The new wing engineering, which could extraordinarily work on the assembling system and diminish fuel utilization by working on the wing’s streamlined features, just as working on its deftness, depends on an arrangement of little, lightweight subunits that could be gathered by a group of little particular robots, and at last could be utilized to construct the whole airframe. The wing would be covered by a “skin” made of covering pieces that may look like scales or plumes.
The new idea is portrayed in the diary Soft Robotics, in a paper by Neil Gershenfeld, head of MIT’s Center for Bits and Atoms (CBA); Benjamin Jenett, a CBA graduate understudy; Kenneth Cheung PhD ’12, a CBA former student and NASA research researcher; and four others.
MIT Bending Wings
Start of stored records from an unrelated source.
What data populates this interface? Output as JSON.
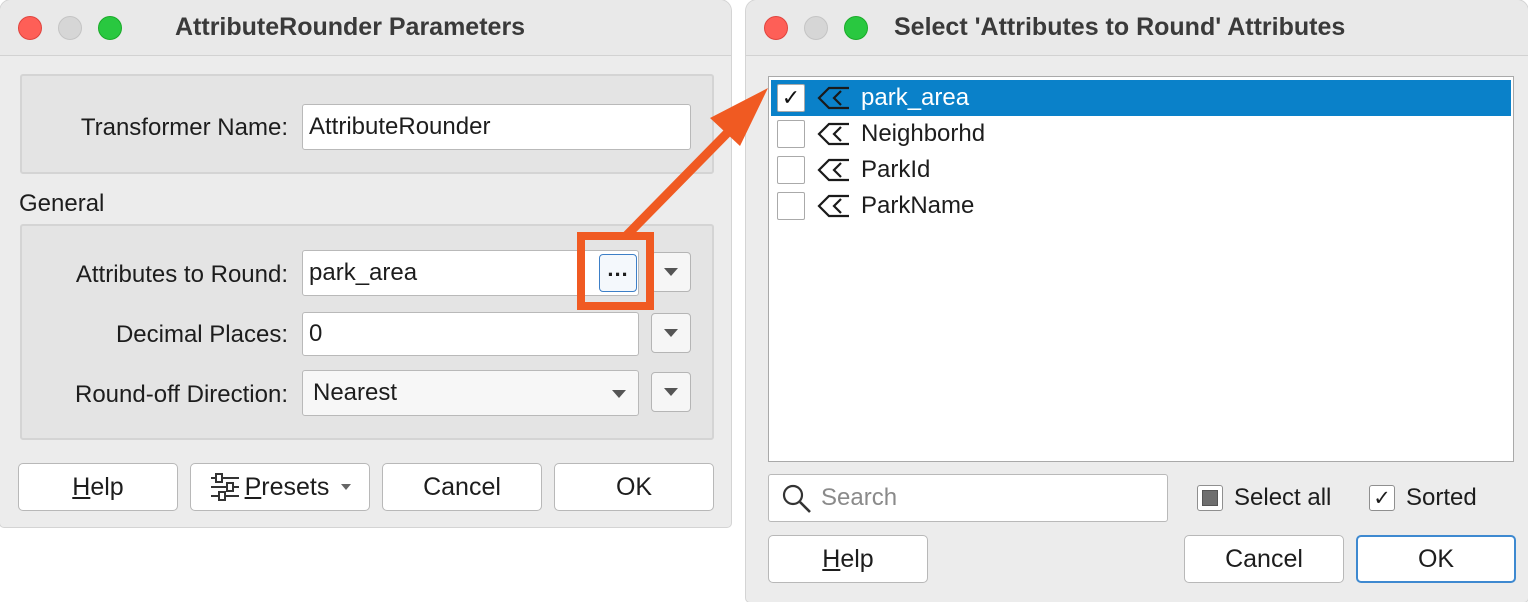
{
  "left_dialog": {
    "title": "AttributeRounder Parameters",
    "transformer_name_label": "Transformer Name:",
    "transformer_name_value": "AttributeRounder",
    "section_general": "General",
    "attributes_label": "Attributes to Round:",
    "attributes_value": "park_area",
    "ellipsis_label": "...",
    "decimal_label": "Decimal Places:",
    "decimal_value": "0",
    "direction_label": "Round-off Direction:",
    "direction_value": "Nearest",
    "buttons": {
      "help_first": "H",
      "help_rest": "elp",
      "presets_first": "P",
      "presets_rest": "resets",
      "cancel": "Cancel",
      "ok": "OK"
    }
  },
  "right_dialog": {
    "title": "Select 'Attributes to Round' Attributes",
    "attributes": [
      {
        "name": "park_area",
        "checked": true,
        "selected": true
      },
      {
        "name": "Neighborhd",
        "checked": false,
        "selected": false
      },
      {
        "name": "ParkId",
        "checked": false,
        "selected": false
      },
      {
        "name": "ParkName",
        "checked": false,
        "selected": false
      }
    ],
    "search_placeholder": "Search",
    "select_all_label": "Select all",
    "sorted_label": "Sorted",
    "buttons": {
      "help_first": "H",
      "help_rest": "elp",
      "cancel": "Cancel",
      "ok": "OK"
    }
  },
  "annotation": {
    "highlight_color": "#f05a22",
    "arrow_color": "#f05a22"
  },
  "icons": {
    "attribute_icon": "attribute-tag-icon",
    "search_icon": "search-icon",
    "presets_icon": "sliders-icon"
  }
}
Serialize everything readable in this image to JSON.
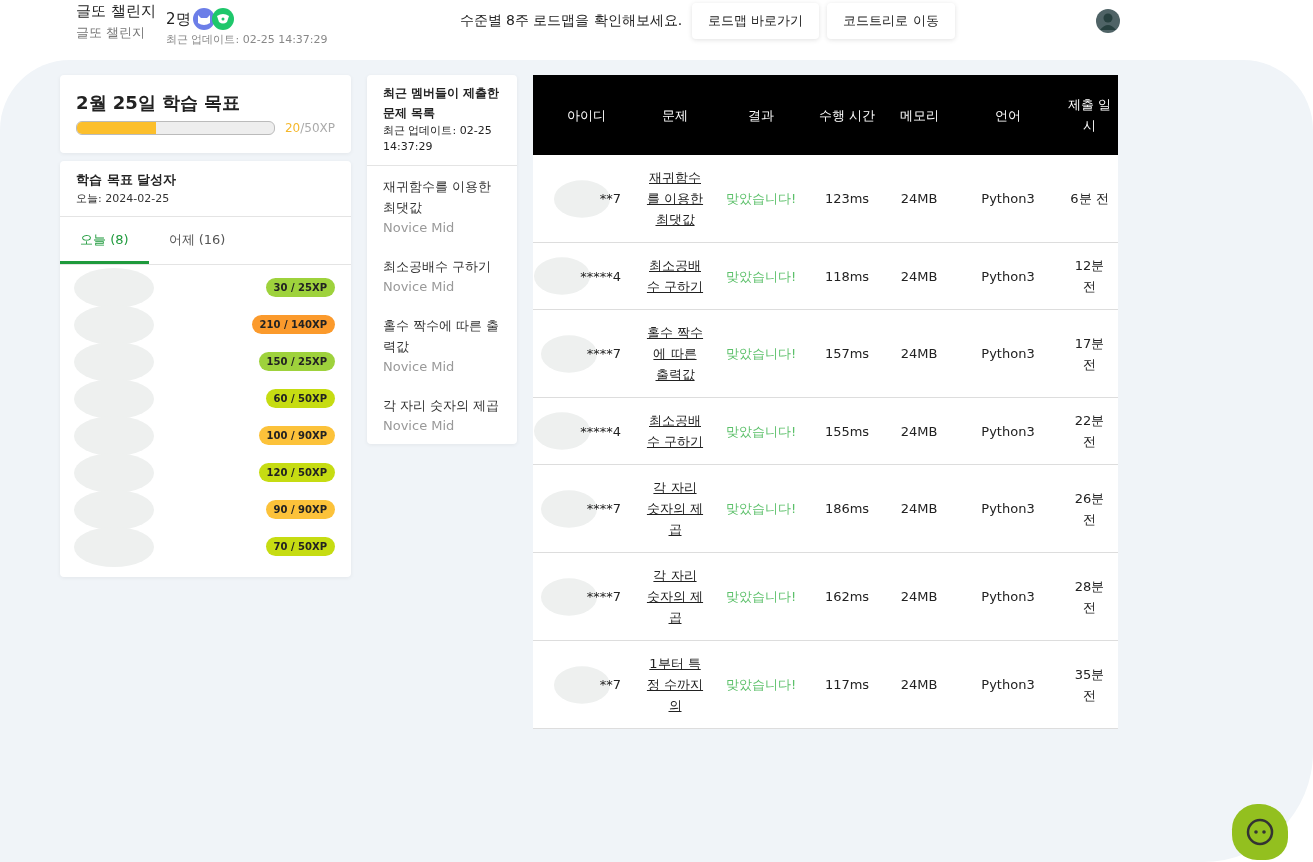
{
  "header": {
    "title": "글또 챌린지",
    "subtitle": "글또 챌린지",
    "members": "2명",
    "updated": "최근 업데이트: 02-25 14:37:29",
    "notice": "수준별 8주 로드맵을 확인해보세요.",
    "buttons": [
      "로드맵 바로가기",
      "코드트리로 이동"
    ]
  },
  "goal": {
    "title": "2월 25일 학습 목표",
    "level": 0.4,
    "current": "20",
    "total": "/50XP"
  },
  "achievers": {
    "title": "학습 목표 달성자",
    "date": "오늘: 2024-02-25",
    "tabs": [
      {
        "label": "오늘 (8)",
        "selected": true
      },
      {
        "label": "어제 (16)",
        "selected": false
      }
    ],
    "rows": [
      {
        "badge": "30 / 25XP",
        "color": "#9ed23c"
      },
      {
        "badge": "210 / 140XP",
        "color": "#fb9a2c"
      },
      {
        "badge": "150 / 25XP",
        "color": "#9ed23c"
      },
      {
        "badge": "60 / 50XP",
        "color": "#c6dc12"
      },
      {
        "badge": "100 / 90XP",
        "color": "#fcc23a"
      },
      {
        "badge": "120 / 50XP",
        "color": "#c6dc12"
      },
      {
        "badge": "90 / 90XP",
        "color": "#fcc23a"
      },
      {
        "badge": "70 / 50XP",
        "color": "#c6dc12"
      }
    ]
  },
  "recent": {
    "title": "최근 멤버들이 제출한 문제 목록",
    "updated": "최근 업데이트: 02-25 14:37:29",
    "items": [
      {
        "name": "재귀함수를 이용한 최댓값",
        "level": "Novice Mid"
      },
      {
        "name": "최소공배수 구하기",
        "level": "Novice Mid"
      },
      {
        "name": "홀수 짝수에 따른 출력값",
        "level": "Novice Mid"
      },
      {
        "name": "각 자리 숫자의 제곱",
        "level": "Novice Mid"
      }
    ]
  },
  "table": {
    "columns": [
      "아이디",
      "문제",
      "결과",
      "수행 시간",
      "메모리",
      "언어",
      "제출 일시"
    ],
    "rows": [
      {
        "id": "**7",
        "problem": "재귀함수를 이용한 최댓값",
        "result": "맞았습니다!",
        "time": "123ms",
        "memory": "24MB",
        "language": "Python3",
        "submitted": "6분 전"
      },
      {
        "id": "*****4",
        "problem": "최소공배수 구하기",
        "result": "맞았습니다!",
        "time": "118ms",
        "memory": "24MB",
        "language": "Python3",
        "submitted": "12분 전"
      },
      {
        "id": "****7",
        "problem": "홀수 짝수에 따른 출력값",
        "result": "맞았습니다!",
        "time": "157ms",
        "memory": "24MB",
        "language": "Python3",
        "submitted": "17분 전"
      },
      {
        "id": "*****4",
        "problem": "최소공배수 구하기",
        "result": "맞았습니다!",
        "time": "155ms",
        "memory": "24MB",
        "language": "Python3",
        "submitted": "22분 전"
      },
      {
        "id": "****7",
        "problem": "각 자리 숫자의 제곱",
        "result": "맞았습니다!",
        "time": "186ms",
        "memory": "24MB",
        "language": "Python3",
        "submitted": "26분 전"
      },
      {
        "id": "****7",
        "problem": "각 자리 숫자의 제곱",
        "result": "맞았습니다!",
        "time": "162ms",
        "memory": "24MB",
        "language": "Python3",
        "submitted": "28분 전"
      },
      {
        "id": "**7",
        "problem": "1부터 특정 수까지의",
        "result": "맞았습니다!",
        "time": "117ms",
        "memory": "24MB",
        "language": "Python3",
        "submitted": "35분 전"
      }
    ]
  }
}
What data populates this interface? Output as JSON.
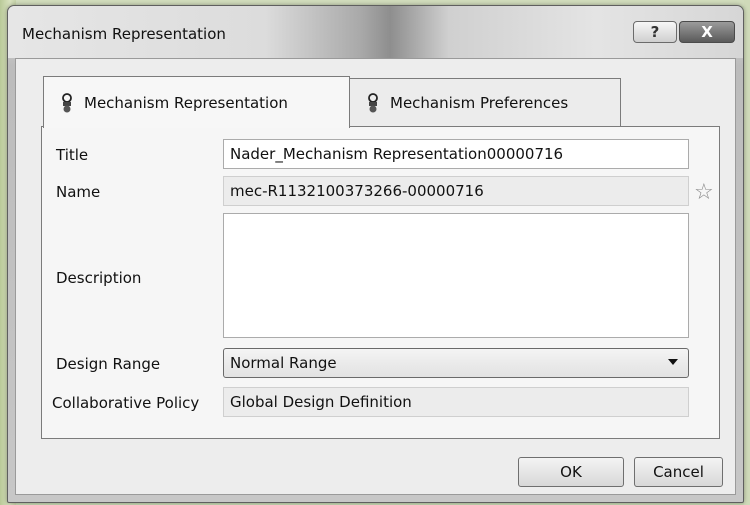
{
  "window": {
    "title": "Mechanism Representation",
    "help_label": "?",
    "close_label": "X"
  },
  "tabs": [
    {
      "label": "Mechanism Representation",
      "icon": "mechanism-icon",
      "selected": true
    },
    {
      "label": "Mechanism Preferences",
      "icon": "mechanism-icon",
      "selected": false
    }
  ],
  "form": {
    "title_label": "Title",
    "title_value": "Nader_Mechanism Representation00000716",
    "name_label": "Name",
    "name_value": "mec-R1132100373266-00000716",
    "name_icon": "star-icon",
    "description_label": "Description",
    "description_value": "",
    "design_range_label": "Design Range",
    "design_range_value": "Normal Range",
    "policy_label": "Collaborative Policy",
    "policy_value": "Global Design Definition"
  },
  "buttons": {
    "ok": "OK",
    "cancel": "Cancel"
  }
}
A test rendition of the deformable wing planned by the MIT and NASA specialists is shown going through its curving movements, which could swap the requirement for discrete, pivoted boards for controlling a plane’s movement. (Kenneth Cheung/NASA)
Analysts have been pursuing for a long time to accomplish a dependable method of distorting wings as a substitute for the traditional, discrete, moving surfaces, yet that multitude of endeavors “have had minimal viable effect,” Gershenfeld says. The most serious issue was that the majority of these endeavors depended on misshaping the wing using mechanical control structures inside the wing, however these constructions would in general be entirely weighty, to the point that they counterbalanced any effectiveness benefits created by the smoother streamlined surfaces. They likewise added intricacy and unwavering quality issues.
On the other hand, Gershenfeld says, “We make the entire wing the component. It’s not something we put into the wing.” In the group’s new methodology, the entire state of the wing can be changed, and wound consistently along its length, by actuating two little engines that apply a winding strain to each wingtip.
This way to deal with the assembling of airplane, and possibly different advancements, is such a novel thought that “I figure we can say it is a philosophical upset, opening the door to troublesome development,” says Vincent Loubiere, a lead technologist for arising innovations and ideas at Airbus, who was not straightforwardly associated with this exploration. He adds that “the points of view and fields this methodology opens are exciting.”